◆ Exercise objective ◆
The answer is one number. Say how many lines in the entries below include the word "this".

:: Dataset content

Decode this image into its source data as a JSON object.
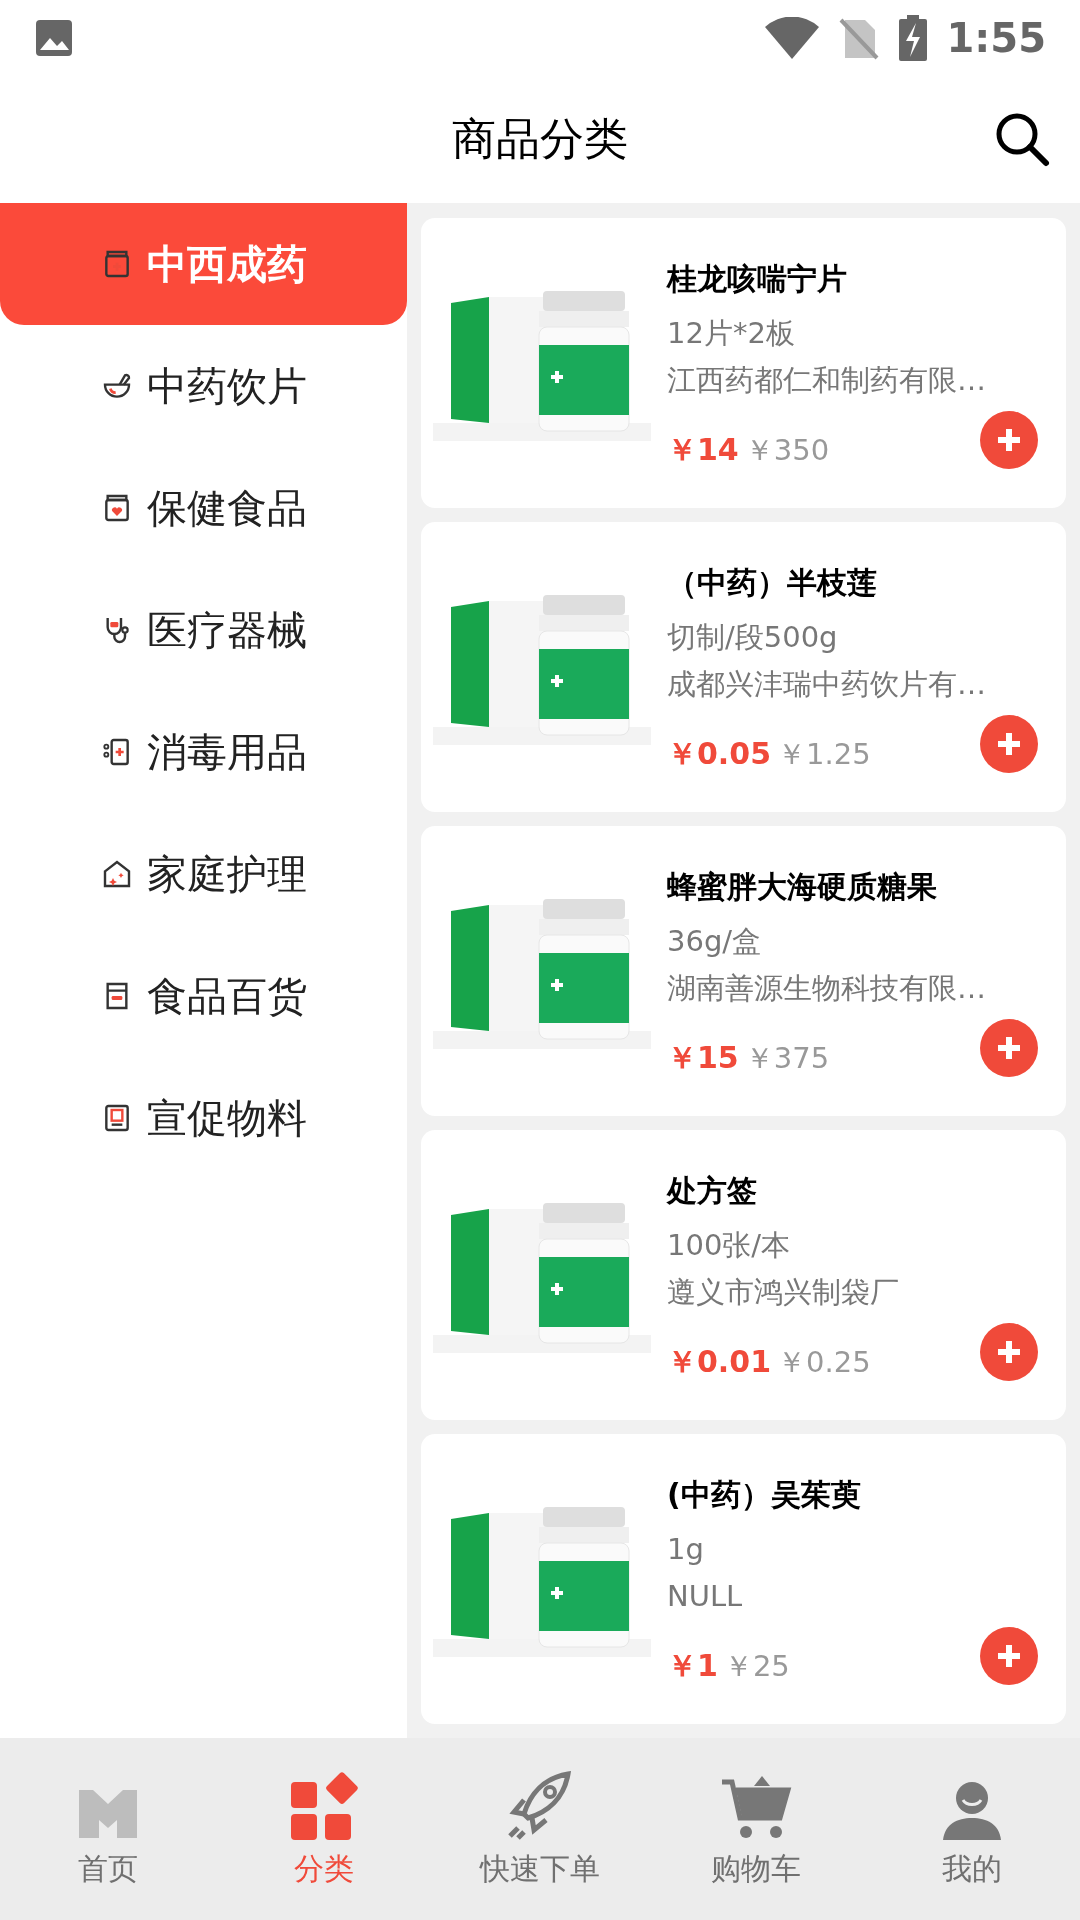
{
  "status_bar": {
    "time": "1:55"
  },
  "header": {
    "title": "商品分类"
  },
  "categories": [
    {
      "label": "中西成药",
      "selected": true
    },
    {
      "label": "中药饮片",
      "selected": false
    },
    {
      "label": "保健食品",
      "selected": false
    },
    {
      "label": "医疗器械",
      "selected": false
    },
    {
      "label": "消毒用品",
      "selected": false
    },
    {
      "label": "家庭护理",
      "selected": false
    },
    {
      "label": "食品百货",
      "selected": false
    },
    {
      "label": "宣促物料",
      "selected": false
    }
  ],
  "products": [
    {
      "name": "桂龙咳喘宁片",
      "spec": "12片*2板",
      "maker": "江西药都仁和制药有限…",
      "price": "￥14",
      "list_price": "￥350"
    },
    {
      "name": "（中药）半枝莲",
      "spec": "切制/段500g",
      "maker": "成都兴沣瑞中药饮片有…",
      "price": "￥0.05",
      "list_price": "￥1.25"
    },
    {
      "name": "蜂蜜胖大海硬质糖果",
      "spec": "36g/盒",
      "maker": "湖南善源生物科技有限…",
      "price": "￥15",
      "list_price": "￥375"
    },
    {
      "name": "处方签",
      "spec": "100张/本",
      "maker": "遵义市鸿兴制袋厂",
      "price": "￥0.01",
      "list_price": "￥0.25"
    },
    {
      "name": "(中药）吴茱萸",
      "spec": "1g",
      "maker": "NULL",
      "price": "￥1",
      "list_price": "￥25"
    }
  ],
  "tab_bar": [
    {
      "label": "首页",
      "selected": false
    },
    {
      "label": "分类",
      "selected": true
    },
    {
      "label": "快速下单",
      "selected": false
    },
    {
      "label": "购物车",
      "selected": false
    },
    {
      "label": "我的",
      "selected": false
    }
  ]
}
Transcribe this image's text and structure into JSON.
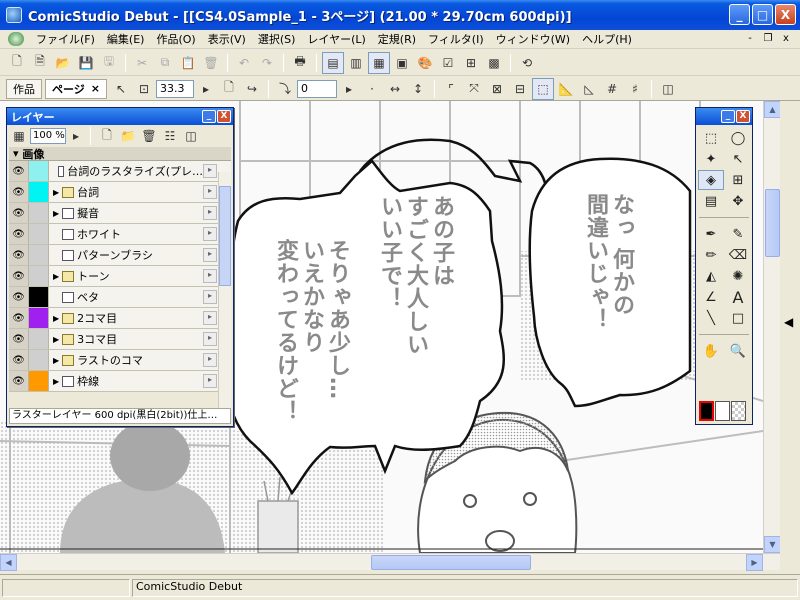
{
  "window": {
    "title": "ComicStudio Debut - [[CS4.0Sample_1 - 3ページ] (21.00 * 29.70cm 600dpi)]",
    "min": "_",
    "max": "□",
    "close": "X"
  },
  "menu": {
    "items": [
      "ファイル(F)",
      "編集(E)",
      "作品(O)",
      "表示(V)",
      "選択(S)",
      "レイヤー(L)",
      "定規(R)",
      "フィルタ(I)",
      "ウィンドウ(W)",
      "ヘルプ(H)"
    ],
    "mdi": [
      "-",
      "❐",
      "x"
    ]
  },
  "toolbar": {
    "tab_works": "作品",
    "tab_page": "ページ",
    "tab_close": "×",
    "zoom_value": "33.3",
    "rotate_value": "0"
  },
  "layer_panel": {
    "title": "レイヤー",
    "opacity": "100 %",
    "group_name": "画像",
    "layers": [
      {
        "name": "台詞のラスタライズ(プレ…",
        "color": "#8ff0f0",
        "type": "raster",
        "folder": false
      },
      {
        "name": "台詞",
        "color": "#00f4f4",
        "type": "folder",
        "folder": true
      },
      {
        "name": "擬音",
        "color": "#cfcfcf",
        "type": "raster",
        "folder": true
      },
      {
        "name": "ホワイト",
        "color": "#cfcfcf",
        "type": "raster",
        "folder": false
      },
      {
        "name": "パターンブラシ",
        "color": "#cfcfcf",
        "type": "raster",
        "folder": false
      },
      {
        "name": "トーン",
        "color": "#cfcfcf",
        "type": "folder",
        "folder": true
      },
      {
        "name": "ベタ",
        "color": "#000000",
        "type": "raster",
        "folder": false
      },
      {
        "name": "2コマ目",
        "color": "#a020f0",
        "type": "folder",
        "folder": true
      },
      {
        "name": "3コマ目",
        "color": "#cfcfcf",
        "type": "folder",
        "folder": true
      },
      {
        "name": "ラストのコマ",
        "color": "#cfcfcf",
        "type": "folder",
        "folder": true
      },
      {
        "name": "枠線",
        "color": "#ff9900",
        "type": "raster",
        "folder": true
      }
    ],
    "status": "ラスターレイヤー 600 dpi(黒白(2bit))仕上…"
  },
  "speech": {
    "left_bubble": [
      "そりゃあ少し…",
      "いえかなり",
      "変わってるけど！"
    ],
    "middle_bubble": [
      "あの子は",
      "すごく大人しい",
      "いい子で！"
    ],
    "right_bubble": [
      "なっ 何かの",
      "間違いじゃ！"
    ]
  },
  "statusbar": {
    "text": "ComicStudio Debut"
  },
  "colors": {
    "title_blue": "#0a4fd6",
    "chrome": "#ece9d8",
    "panel_border": "#0a246a"
  },
  "icons": {
    "eye": "👁",
    "folder": "folder-icon",
    "tools": [
      "marquee",
      "lasso",
      "magic-wand",
      "select-arrow",
      "layer-select",
      "grid",
      "hatch",
      "move",
      "pen",
      "pencil",
      "marker",
      "eraser",
      "fill",
      "airbrush",
      "ruler",
      "text",
      "line",
      "rectangle",
      "hand",
      "zoom"
    ]
  }
}
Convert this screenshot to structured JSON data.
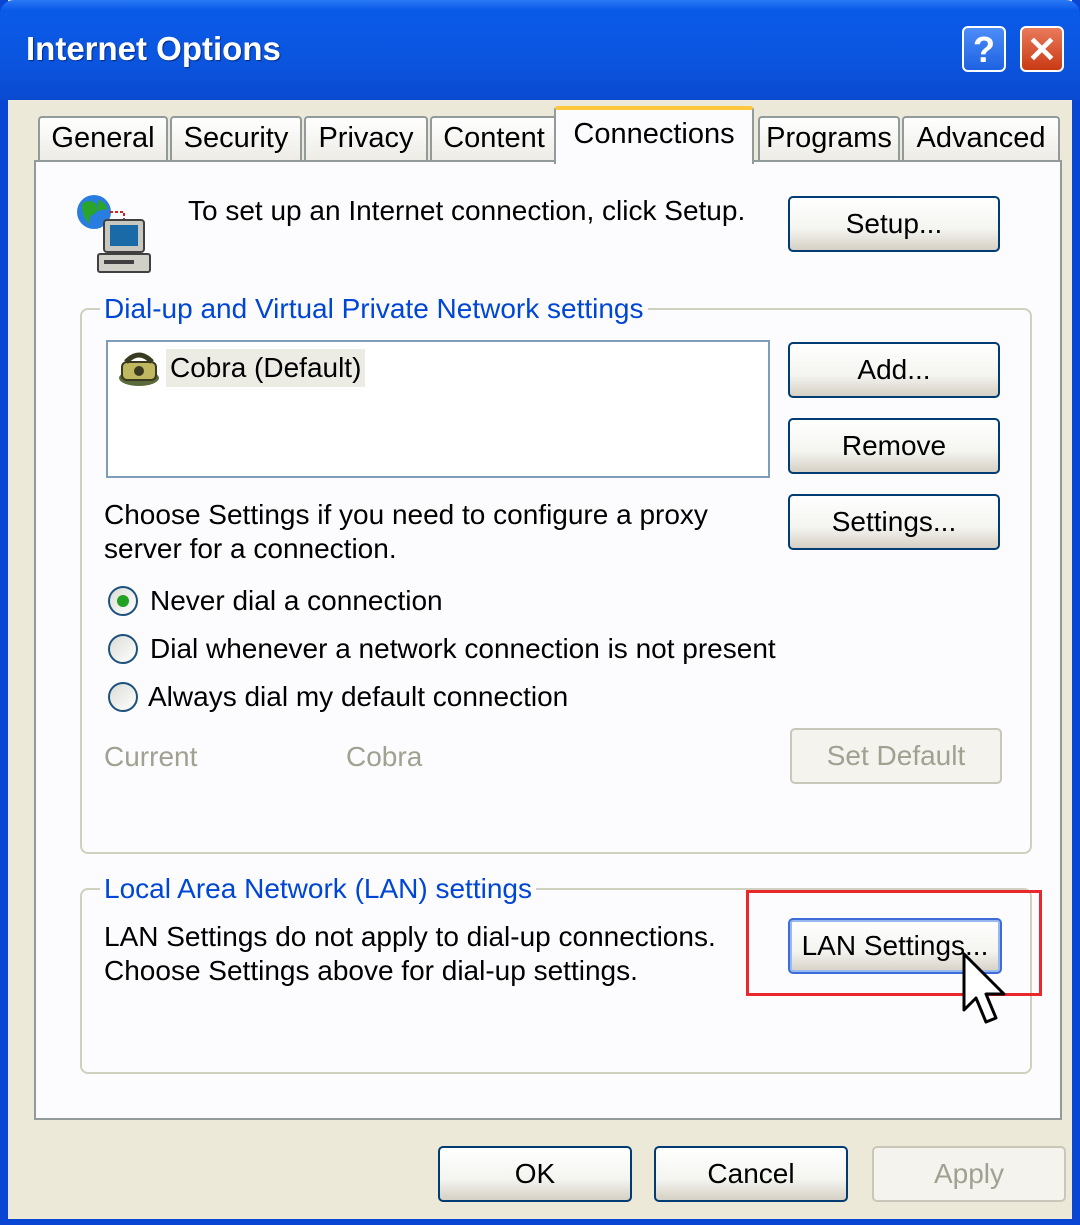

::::

◆ Answer section ◆
3